* GIVEN DATA:
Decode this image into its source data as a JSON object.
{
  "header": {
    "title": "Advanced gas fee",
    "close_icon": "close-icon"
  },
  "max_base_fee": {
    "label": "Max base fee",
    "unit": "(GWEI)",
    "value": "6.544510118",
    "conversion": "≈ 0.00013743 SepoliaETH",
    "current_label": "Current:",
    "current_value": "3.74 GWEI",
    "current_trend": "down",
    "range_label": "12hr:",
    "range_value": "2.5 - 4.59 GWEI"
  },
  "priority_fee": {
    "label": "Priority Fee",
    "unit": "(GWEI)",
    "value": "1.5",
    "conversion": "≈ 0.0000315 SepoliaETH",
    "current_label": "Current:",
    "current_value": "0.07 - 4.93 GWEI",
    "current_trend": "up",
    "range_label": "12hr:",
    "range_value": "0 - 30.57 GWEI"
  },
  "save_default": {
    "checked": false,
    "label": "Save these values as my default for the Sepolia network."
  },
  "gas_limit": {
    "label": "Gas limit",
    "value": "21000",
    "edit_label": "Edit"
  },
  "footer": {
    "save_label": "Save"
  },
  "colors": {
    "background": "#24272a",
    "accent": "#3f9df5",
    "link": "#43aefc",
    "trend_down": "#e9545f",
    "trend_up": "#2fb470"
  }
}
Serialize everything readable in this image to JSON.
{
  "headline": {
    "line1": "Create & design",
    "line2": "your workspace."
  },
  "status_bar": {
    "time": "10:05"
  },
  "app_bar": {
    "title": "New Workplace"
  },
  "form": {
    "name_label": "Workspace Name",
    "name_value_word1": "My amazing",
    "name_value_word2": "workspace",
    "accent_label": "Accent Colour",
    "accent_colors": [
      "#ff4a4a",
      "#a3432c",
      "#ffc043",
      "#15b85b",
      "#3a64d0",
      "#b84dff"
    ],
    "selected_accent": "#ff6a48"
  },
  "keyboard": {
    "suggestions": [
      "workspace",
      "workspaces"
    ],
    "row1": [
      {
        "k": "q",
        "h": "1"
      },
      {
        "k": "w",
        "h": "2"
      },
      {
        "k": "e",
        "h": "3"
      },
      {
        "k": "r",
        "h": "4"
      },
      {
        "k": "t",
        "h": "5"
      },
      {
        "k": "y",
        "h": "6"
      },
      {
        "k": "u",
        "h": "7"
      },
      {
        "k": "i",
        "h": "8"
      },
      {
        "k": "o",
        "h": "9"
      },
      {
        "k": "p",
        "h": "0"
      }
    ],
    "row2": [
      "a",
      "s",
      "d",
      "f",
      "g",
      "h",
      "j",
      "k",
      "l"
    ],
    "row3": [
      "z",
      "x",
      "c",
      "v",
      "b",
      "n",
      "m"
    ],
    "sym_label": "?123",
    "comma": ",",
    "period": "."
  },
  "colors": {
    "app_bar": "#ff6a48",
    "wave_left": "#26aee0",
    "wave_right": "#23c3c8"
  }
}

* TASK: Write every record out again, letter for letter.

* RESULT:
Decode this image into its source data as a JSON object.
{
  "header": {
    "title": "Advanced gas fee",
    "close_icon": "close-icon"
  },
  "max_base_fee": {
    "label": "Max base fee",
    "unit": "(GWEI)",
    "value": "6.544510118",
    "conversion": "≈ 0.00013743 SepoliaETH",
    "current_label": "Current:",
    "current_value": "3.74 GWEI",
    "current_trend": "down",
    "range_label": "12hr:",
    "range_value": "2.5 - 4.59 GWEI"
  },
  "priority_fee": {
    "label": "Priority Fee",
    "unit": "(GWEI)",
    "value": "1.5",
    "conversion": "≈ 0.0000315 SepoliaETH",
    "current_label": "Current:",
    "current_value": "0.07 - 4.93 GWEI",
    "current_trend": "up",
    "range_label": "12hr:",
    "range_value": "0 - 30.57 GWEI"
  },
  "save_default": {
    "checked": false,
    "label": "Save these values as my default for the Sepolia network."
  },
  "gas_limit": {
    "label": "Gas limit",
    "value": "21000",
    "edit_label": "Edit"
  },
  "footer": {
    "save_label": "Save"
  },
  "colors": {
    "background": "#24272a",
    "accent": "#3f9df5",
    "link": "#43aefc",
    "trend_down": "#e9545f",
    "trend_up": "#2fb470"
  }
}
Serialize everything readable in this image to JSON.
{
  "headline": {
    "line1": "Create & design",
    "line2": "your workspace."
  },
  "status_bar": {
    "time": "10:05"
  },
  "app_bar": {
    "title": "New Workplace"
  },
  "form": {
    "name_label": "Workspace Name",
    "name_value_word1": "My amazing",
    "name_value_word2": "workspace",
    "accent_label": "Accent Colour",
    "accent_colors": [
      "#ff4a4a",
      "#a3432c",
      "#ffc043",
      "#15b85b",
      "#3a64d0",
      "#b84dff"
    ],
    "selected_accent": "#ff6a48"
  },
  "keyboard": {
    "suggestions": [
      "workspace",
      "workspaces"
    ],
    "row1": [
      {
        "k": "q",
        "h": "1"
      },
      {
        "k": "w",
        "h": "2"
      },
      {
        "k": "e",
        "h": "3"
      },
      {
        "k": "r",
        "h": "4"
      },
      {
        "k": "t",
        "h": "5"
      },
      {
        "k": "y",
        "h": "6"
      },
      {
        "k": "u",
        "h": "7"
      },
      {
        "k": "i",
        "h": "8"
      },
      {
        "k": "o",
        "h": "9"
      },
      {
        "k": "p",
        "h": "0"
      }
    ],
    "row2": [
      "a",
      "s",
      "d",
      "f",
      "g",
      "h",
      "j",
      "k",
      "l"
    ],
    "row3": [
      "z",
      "x",
      "c",
      "v",
      "b",
      "n",
      "m"
    ],
    "sym_label": "?123",
    "comma": ",",
    "period": "."
  },
  "colors": {
    "app_bar": "#ff6a48",
    "wave_left": "#26aee0",
    "wave_right": "#23c3c8"
  }
}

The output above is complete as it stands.